The Case for a New Right to a Human Decision Under International Human Rights Law
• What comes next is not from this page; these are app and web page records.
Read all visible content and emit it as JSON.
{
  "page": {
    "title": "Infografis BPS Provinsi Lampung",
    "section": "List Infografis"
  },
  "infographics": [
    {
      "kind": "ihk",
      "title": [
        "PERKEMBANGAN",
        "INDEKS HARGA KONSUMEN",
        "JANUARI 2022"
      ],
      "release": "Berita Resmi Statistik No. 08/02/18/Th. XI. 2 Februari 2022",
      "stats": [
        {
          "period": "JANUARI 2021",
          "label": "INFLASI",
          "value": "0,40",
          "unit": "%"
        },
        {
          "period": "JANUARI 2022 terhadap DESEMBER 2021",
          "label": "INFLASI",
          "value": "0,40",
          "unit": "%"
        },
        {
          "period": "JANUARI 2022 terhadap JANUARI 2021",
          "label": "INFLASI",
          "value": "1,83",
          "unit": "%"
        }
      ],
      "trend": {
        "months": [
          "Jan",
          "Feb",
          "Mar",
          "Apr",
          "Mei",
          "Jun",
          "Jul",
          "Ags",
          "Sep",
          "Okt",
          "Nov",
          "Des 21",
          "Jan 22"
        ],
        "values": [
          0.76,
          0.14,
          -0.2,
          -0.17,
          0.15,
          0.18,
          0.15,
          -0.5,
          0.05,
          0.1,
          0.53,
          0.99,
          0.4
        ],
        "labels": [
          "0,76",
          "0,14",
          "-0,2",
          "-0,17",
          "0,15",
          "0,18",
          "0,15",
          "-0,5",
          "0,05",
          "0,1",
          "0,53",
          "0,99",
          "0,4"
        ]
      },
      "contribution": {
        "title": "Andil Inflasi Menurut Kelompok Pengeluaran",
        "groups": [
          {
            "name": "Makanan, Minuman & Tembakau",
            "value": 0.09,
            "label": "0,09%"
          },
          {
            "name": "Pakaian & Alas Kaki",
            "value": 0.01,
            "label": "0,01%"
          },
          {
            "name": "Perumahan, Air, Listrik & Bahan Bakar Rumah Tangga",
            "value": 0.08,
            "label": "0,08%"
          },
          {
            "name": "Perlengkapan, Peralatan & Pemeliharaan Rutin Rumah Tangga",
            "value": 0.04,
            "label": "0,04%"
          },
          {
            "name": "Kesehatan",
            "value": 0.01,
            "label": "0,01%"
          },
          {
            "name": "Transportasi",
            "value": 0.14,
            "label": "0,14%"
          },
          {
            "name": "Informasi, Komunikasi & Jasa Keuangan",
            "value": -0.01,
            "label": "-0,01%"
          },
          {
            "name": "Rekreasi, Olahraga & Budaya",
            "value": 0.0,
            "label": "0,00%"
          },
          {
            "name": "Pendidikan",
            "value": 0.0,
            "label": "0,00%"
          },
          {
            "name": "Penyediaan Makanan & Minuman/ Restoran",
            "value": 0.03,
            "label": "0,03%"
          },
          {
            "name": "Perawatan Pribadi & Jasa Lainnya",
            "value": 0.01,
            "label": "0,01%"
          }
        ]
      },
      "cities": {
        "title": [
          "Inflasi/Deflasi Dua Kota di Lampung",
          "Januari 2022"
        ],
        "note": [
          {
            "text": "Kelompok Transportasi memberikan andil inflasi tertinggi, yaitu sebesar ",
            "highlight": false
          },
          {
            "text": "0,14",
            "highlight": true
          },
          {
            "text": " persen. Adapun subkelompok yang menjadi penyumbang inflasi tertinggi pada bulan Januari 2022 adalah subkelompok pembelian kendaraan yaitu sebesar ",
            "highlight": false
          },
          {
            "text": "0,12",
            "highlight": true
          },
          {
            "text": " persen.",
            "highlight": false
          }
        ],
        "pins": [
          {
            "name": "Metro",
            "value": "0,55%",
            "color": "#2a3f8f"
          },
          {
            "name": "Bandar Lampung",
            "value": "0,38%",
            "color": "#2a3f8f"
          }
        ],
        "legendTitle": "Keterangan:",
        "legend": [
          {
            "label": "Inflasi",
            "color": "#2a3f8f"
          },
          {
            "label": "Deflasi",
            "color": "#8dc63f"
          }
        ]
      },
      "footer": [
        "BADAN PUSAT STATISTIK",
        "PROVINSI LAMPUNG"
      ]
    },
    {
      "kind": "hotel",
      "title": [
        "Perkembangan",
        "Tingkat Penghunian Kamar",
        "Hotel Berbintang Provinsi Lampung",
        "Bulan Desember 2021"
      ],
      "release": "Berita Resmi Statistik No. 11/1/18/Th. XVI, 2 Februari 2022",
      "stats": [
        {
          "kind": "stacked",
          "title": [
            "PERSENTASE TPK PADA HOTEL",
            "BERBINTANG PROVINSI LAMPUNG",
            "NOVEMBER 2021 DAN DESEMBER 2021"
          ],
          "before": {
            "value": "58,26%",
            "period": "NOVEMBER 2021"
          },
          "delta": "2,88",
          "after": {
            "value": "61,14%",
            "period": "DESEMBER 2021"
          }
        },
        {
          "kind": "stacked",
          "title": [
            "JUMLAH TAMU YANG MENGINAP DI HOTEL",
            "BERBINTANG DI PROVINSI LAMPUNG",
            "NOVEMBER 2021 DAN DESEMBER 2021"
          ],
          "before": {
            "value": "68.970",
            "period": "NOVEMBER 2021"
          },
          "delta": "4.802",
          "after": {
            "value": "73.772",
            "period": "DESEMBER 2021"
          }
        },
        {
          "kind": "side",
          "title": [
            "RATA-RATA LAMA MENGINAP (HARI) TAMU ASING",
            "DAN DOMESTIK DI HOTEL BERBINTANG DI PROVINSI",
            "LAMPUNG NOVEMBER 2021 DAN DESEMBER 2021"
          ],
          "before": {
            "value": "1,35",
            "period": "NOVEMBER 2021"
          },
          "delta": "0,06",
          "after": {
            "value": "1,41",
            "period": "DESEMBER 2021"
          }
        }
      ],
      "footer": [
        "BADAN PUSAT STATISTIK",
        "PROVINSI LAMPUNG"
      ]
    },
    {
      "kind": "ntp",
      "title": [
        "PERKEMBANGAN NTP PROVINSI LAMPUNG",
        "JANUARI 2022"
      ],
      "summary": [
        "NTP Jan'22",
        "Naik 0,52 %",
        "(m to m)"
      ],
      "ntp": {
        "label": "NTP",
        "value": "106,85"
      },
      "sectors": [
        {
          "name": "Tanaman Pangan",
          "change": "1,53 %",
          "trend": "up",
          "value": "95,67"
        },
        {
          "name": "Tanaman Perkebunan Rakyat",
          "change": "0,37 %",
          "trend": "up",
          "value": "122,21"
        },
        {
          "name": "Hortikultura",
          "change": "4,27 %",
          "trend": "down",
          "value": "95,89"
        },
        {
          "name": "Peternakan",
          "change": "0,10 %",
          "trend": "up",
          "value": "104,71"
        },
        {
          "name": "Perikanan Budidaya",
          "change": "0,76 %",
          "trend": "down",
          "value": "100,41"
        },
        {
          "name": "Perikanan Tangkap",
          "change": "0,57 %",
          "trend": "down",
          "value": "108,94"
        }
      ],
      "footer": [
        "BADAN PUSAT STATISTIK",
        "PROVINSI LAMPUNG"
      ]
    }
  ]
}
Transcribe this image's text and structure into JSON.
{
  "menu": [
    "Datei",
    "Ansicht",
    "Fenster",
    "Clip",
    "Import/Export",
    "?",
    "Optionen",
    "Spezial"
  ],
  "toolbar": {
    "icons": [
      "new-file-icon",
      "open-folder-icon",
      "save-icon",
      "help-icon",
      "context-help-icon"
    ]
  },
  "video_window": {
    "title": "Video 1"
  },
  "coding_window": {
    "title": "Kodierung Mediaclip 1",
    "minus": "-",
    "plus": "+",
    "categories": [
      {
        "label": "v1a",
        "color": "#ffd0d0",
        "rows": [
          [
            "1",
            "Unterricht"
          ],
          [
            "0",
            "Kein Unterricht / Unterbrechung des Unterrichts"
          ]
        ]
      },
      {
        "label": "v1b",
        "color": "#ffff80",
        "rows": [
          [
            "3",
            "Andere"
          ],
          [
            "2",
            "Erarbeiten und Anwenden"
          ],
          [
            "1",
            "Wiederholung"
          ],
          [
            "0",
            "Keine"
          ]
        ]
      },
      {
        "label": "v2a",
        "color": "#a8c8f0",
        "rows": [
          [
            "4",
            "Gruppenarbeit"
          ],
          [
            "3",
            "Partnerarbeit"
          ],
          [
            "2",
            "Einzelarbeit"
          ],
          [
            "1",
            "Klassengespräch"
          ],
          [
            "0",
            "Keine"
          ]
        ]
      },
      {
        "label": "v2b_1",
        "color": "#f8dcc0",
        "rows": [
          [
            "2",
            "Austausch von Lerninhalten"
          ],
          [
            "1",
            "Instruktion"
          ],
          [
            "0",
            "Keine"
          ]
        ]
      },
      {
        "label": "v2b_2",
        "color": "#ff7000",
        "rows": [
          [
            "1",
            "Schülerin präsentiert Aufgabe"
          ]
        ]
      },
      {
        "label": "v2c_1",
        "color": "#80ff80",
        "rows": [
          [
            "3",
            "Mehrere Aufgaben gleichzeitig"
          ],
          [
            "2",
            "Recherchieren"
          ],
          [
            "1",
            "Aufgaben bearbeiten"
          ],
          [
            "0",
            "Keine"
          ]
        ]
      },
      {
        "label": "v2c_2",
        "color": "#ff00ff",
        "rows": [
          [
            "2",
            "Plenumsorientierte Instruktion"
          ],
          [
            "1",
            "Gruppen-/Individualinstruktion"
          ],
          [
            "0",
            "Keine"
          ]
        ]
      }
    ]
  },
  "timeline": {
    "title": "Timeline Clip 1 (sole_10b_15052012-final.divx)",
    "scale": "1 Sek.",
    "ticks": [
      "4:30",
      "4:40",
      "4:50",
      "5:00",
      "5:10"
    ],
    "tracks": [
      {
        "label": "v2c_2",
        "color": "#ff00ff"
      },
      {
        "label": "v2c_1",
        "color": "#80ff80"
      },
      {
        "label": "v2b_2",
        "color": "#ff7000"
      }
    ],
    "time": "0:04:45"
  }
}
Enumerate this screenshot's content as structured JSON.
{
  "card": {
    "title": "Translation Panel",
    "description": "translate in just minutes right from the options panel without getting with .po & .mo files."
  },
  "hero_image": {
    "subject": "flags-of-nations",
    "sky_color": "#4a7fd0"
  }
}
The presentation discusses the problem of quality control for new human rights from one specific perspective – review and analysis of the actual justifications provided by norm entrepreneurs and law makers seeking to advance the recognition of new human rights through normative instruments (laws, treaties, declarations etc.) – and considers the application of this particular form of quality control to one putative digital human right – the right to a human decision. The quality control criteria presented here for evaluating the justifications proffered for new human rights – moral claims and considerations, problem analysis and broad political support – are mostly descriptive. They identify and explain how new human rights have been de facto justified in the past. They do not propose a new normative approach for how candidate human rights should be justified. In the same vein, the discussion of the right to a human decision explores mostly how such a right has actually been justified, up until now, and whether such a justification comports to the existing pattern of justificatory structures used in international human rights law.